Many businesses face the threat of copycats. Therefore, it is essential to be proactive and protect your business as much as possible.

State of Escape, the business behind the popular perforated neoprene tote bags, has had its fair share of copycats. In a Q&A below, with Anita Brown of Phillips Ormonde Fitzpatrick, their business’ co-founder, Desley Maidment, shares her thoughts and battles with copycats in the fashion industry.

If you’d like advice on protecting, commercialising or enforcing your IP rights, get in touch with Phillips Ormonde Fitzpatrick.

Q. What challenges does your business face from copycats?

We’ve faced a lot of initial confusion in the marketplace of what products are actually ours and what are knock offs. There’s an assumption that all neoprene bags are the same or similar – i.e. how they are made and what they are made of.

One of the biggest issues come from the manufacturers in China who have essentially become product development houses. They scour the internet for the latest hot items to create imitation products to be sold via e-commerce sites. Essentially, they then brand these items for companies/brands to claim as their own – a relatively simple, cheap and very enticing process for copycats.

Q. What strategies has your business adopted to try to combat copycats?

We use customer education and communication via our own social channels and retail partners to ensure customers are aware that there are imitation products in the marketplace. We have found that being consistently engaged and connected to our loyal brand supporters, as well as consistently evolving the brand via fresh designs, to be successful. We’ve also engaged a law firm to help us with IP issues.

Q. Has it been worthwhile pursuing IP protection especially in the form of registered designs?

To date we are still determining this, but I would say in all yes. I think it’s important and in the long term is valuable – even as a deterrent to the masses.

Q. What are the difficulties in trying to stop copycats either through the legal system or otherwise?

In China and some other Asian nations, there is cheap labour with manufacturing expertise in the area of copying. Whilst we’ve had some success, there’s very poor protection against this type of thing within the Australian system.
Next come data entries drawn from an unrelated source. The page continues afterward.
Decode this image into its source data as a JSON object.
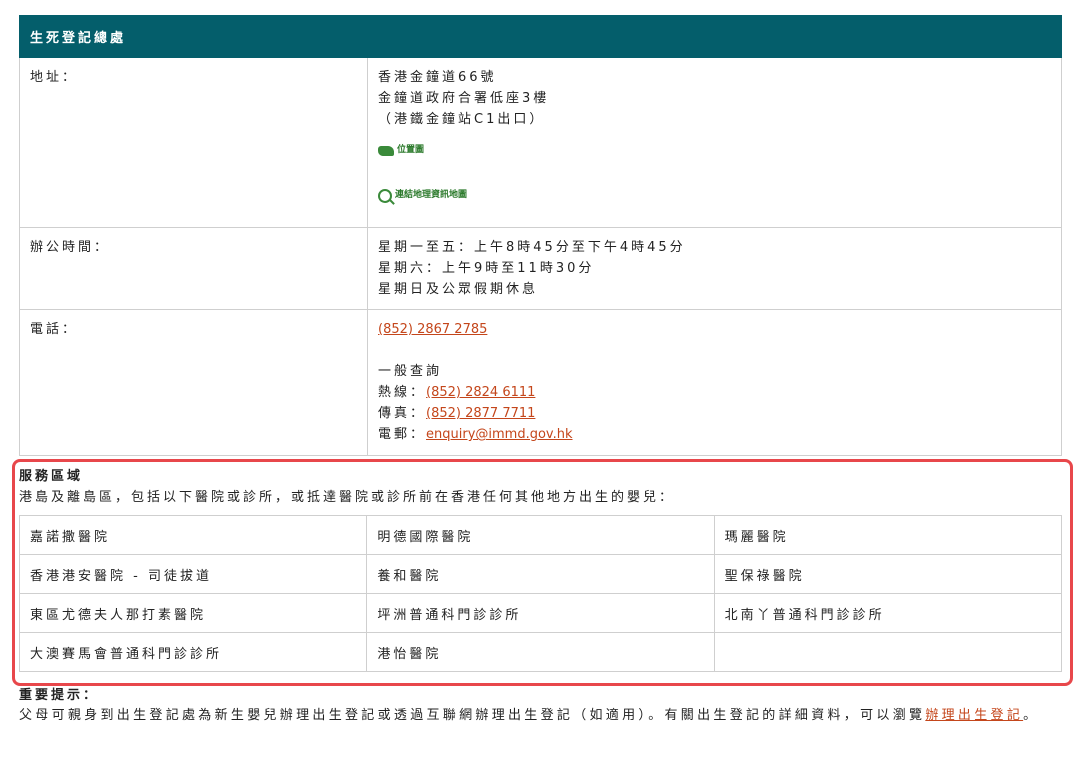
{
  "office": {
    "title": "生死登記總處",
    "address_label": "地址：",
    "address_lines": [
      "香港金鐘道66號",
      "金鐘道政府合署低座3樓",
      "（港鐵金鐘站C1出口）"
    ],
    "map_link": "位置圖",
    "geo_link": "連結地理資訊地圖",
    "hours_label": "辦公時間：",
    "hours_lines": [
      "星期一至五：上午8時45分至下午4時45分",
      "星期六：上午9時至11時30分",
      "星期日及公眾假期休息"
    ],
    "phone_label": "電話：",
    "phone": "(852) 2867 2785",
    "enquiry_title": "一般查詢",
    "hotline_label": "熱線：",
    "hotline": "(852) 2824 6111",
    "fax_label": "傳真：",
    "fax": "(852) 2877 7711",
    "email_label": "電郵：",
    "email": "enquiry@immd.gov.hk"
  },
  "service_area": {
    "heading": "服務區域",
    "description": "港島及離島區，包括以下醫院或診所，或抵達醫院或診所前在香港任何其他地方出生的嬰兒：",
    "hospitals": [
      [
        "嘉諾撒醫院",
        "明德國際醫院",
        "瑪麗醫院"
      ],
      [
        "香港港安醫院 - 司徒拔道",
        "養和醫院",
        "聖保祿醫院"
      ],
      [
        "東區尤德夫人那打素醫院",
        "坪洲普通科門診診所",
        "北南丫普通科門診診所"
      ],
      [
        "大澳賽馬會普通科門診診所",
        "港怡醫院",
        ""
      ]
    ]
  },
  "notice": {
    "heading": "重要提示：",
    "text_before": "父母可親身到出生登記處為新生嬰兒辦理出生登記或透過互聯網辦理出生登記（如適用）。有關出生登記的詳細資料，可以瀏覽",
    "link": "辦理出生登記",
    "text_after": "。"
  },
  "colors": {
    "header_bg": "#045e6b",
    "link": "#c4461b",
    "highlight_border": "#e8474b"
  }
}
Q. What changes (if any) would you like to see implemented to better protect designers from copycats?

I think we need similar methods to Europe – they celebrate and protect designers from day one on their designs. They believe this is the key to the whole industry and its survival. It’s imperative for innovation and creative individuals to flourish. It fosters uniqueness. A simpler option is paramount – at the moment there’s too much red tape, it’s a slow process and it’s costly, especially if you were to register every design every season – crazy!

Q. What are the lessons you’ve learnt that you’d like to pass on to other designers?

Brand protection is key for the long term, it essentially needs to be factored into your strategy and investment. Loyal brand supporters are also key in fighting these copycats. Designers should also continue to create original truly unique designs that are worth registering and protecting. Also, tell your story – the copycats never have a real story.

Find one individual in the business (or who can represent the business) who can manage the legal issues for you as it can be a huge distraction if too many of the individuals including founders/owners are involved. Things need to keep moving forward but have only one person tasked to manage and liaise with your legal team.

Tackling copycats and protecting your brand and products is an emotional process, requiring patience, perseverance and belief!